The anxious (if not deranged) investor described above was owed 10,000 crowns in such paper. But he gladly sold his claim for 2,500 in actual coin. Because a smaller quantity of very real wealth still beats a great sum of value-less debt.
Is that where investors today should hide their wealth, securely and safely? Inflation in prices and deflation in assets is an ugly combination. It also turns the “Long Boom” of the last 25 years on its head. So a growing number of advisors would point you to that long-forgotten asset class — physical gold or perhaps silver — as a rare store of wealth.
It might also help that you can chain down this wealth behind a thick vault door, deep underground.
“There really is no other place to hide,” believes Stephen Platt, an analyst at Archer Financial Services. “Gold’s about the only real currency out there that might hold value.”
Even after trebling in price from the low of eight years ago, there may be plenty of room for gold to rise from here. “In 1959, the amount invested in gold was about one-fifth of the market value of all U.S. common stocks,” writes Peter Bernstein in his classic, The Power of Gold. “In 1980, the $1.6 trillion invested in gold exceeded the market value of $1.4 trillion in U.S. stocks.”
The sum total of gold investment lags far behind the value of stock and bond markets today. Indeed, a 2005 study from Tocqueville Asset Management noted that, if taken altogether, “the market cap of all above-ground gold — including central bank reserves — [now] equals about 1.4% of global financial assets.”
“In 1934 and 1982,” on the other hand, “when investor stress reached extreme readings, that percentage was between 20% to 25%.” If you wanted to steal a march on the market, you might want to consider moving that portion of your wealth into physical gold today.
No, the metal isn’t guaranteed to keep gaining as “investor stress” rises to match the Great Depression or early ‘80s recession. But nor will its value fly away into the air.

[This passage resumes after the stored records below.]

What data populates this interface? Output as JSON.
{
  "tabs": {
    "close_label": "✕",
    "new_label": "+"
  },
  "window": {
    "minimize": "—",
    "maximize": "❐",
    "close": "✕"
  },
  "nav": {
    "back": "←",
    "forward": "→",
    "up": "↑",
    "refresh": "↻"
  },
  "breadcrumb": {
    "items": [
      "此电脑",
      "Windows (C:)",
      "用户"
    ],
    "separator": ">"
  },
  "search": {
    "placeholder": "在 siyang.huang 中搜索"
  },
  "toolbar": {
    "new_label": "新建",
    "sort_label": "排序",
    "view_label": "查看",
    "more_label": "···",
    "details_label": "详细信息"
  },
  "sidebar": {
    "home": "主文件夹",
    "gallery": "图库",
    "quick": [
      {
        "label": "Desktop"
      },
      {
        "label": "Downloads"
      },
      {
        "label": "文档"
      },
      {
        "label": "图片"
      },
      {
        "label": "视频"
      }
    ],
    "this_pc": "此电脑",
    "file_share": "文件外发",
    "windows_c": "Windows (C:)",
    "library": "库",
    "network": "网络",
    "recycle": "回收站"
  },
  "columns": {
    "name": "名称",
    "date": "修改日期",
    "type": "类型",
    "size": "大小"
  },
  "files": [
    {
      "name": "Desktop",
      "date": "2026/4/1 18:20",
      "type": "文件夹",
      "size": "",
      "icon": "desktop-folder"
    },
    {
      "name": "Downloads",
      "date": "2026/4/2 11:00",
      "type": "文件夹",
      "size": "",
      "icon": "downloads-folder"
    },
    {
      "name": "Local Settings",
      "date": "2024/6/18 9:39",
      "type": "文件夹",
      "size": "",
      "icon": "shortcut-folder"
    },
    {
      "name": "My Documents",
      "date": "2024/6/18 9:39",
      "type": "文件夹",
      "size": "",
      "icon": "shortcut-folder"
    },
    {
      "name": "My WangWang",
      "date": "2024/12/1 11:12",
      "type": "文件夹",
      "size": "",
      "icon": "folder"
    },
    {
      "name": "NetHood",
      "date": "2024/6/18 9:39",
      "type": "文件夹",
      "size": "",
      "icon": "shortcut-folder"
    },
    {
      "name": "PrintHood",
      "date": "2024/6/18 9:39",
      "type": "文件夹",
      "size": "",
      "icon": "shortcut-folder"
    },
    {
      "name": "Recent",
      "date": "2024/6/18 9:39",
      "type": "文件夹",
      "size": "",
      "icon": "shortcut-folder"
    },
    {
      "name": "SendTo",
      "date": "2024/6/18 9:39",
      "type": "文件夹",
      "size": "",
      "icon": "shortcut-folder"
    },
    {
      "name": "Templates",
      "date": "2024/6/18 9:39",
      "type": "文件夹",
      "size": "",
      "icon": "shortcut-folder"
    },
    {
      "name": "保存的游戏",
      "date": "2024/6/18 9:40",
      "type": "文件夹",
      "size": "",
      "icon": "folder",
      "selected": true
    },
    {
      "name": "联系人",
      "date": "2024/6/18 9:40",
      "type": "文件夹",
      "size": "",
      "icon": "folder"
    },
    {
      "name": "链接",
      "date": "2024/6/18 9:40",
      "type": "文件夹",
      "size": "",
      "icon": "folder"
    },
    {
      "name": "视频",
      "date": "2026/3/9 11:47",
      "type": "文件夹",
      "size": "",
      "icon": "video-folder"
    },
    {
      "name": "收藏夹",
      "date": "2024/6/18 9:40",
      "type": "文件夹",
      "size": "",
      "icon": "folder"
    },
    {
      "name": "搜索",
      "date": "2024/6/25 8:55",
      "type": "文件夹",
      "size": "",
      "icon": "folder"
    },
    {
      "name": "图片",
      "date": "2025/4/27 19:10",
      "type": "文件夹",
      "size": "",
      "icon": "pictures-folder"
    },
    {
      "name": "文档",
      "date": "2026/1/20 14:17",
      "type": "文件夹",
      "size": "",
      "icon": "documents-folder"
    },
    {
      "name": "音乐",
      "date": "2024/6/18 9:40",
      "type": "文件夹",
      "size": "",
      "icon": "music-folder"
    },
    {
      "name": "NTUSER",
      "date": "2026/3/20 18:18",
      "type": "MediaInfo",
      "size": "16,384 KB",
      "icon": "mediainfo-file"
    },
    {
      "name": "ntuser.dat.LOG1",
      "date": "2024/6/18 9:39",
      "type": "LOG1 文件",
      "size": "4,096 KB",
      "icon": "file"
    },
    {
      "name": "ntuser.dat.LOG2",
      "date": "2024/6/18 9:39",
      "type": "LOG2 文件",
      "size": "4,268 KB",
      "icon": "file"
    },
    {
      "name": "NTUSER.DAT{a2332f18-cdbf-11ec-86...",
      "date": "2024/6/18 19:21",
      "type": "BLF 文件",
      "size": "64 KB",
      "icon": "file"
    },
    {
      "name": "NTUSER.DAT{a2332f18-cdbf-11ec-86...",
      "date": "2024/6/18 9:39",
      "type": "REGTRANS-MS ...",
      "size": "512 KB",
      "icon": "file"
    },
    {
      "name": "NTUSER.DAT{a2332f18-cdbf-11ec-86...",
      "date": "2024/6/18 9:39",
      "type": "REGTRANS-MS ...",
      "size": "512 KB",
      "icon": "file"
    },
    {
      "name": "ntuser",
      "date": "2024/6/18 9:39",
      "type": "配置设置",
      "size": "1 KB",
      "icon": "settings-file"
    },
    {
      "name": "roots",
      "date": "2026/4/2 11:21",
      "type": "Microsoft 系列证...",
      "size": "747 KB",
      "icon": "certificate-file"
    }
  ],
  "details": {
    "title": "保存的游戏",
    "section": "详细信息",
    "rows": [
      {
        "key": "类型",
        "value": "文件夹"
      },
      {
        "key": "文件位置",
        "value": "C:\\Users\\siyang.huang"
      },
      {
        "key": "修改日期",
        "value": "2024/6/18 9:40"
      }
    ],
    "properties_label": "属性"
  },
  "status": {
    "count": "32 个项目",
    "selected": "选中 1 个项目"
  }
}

For as long as the cost of living is rising but asset-prices are falling, that should prove a major advantage over holding bonds, stocks or cash.
July 18, 2008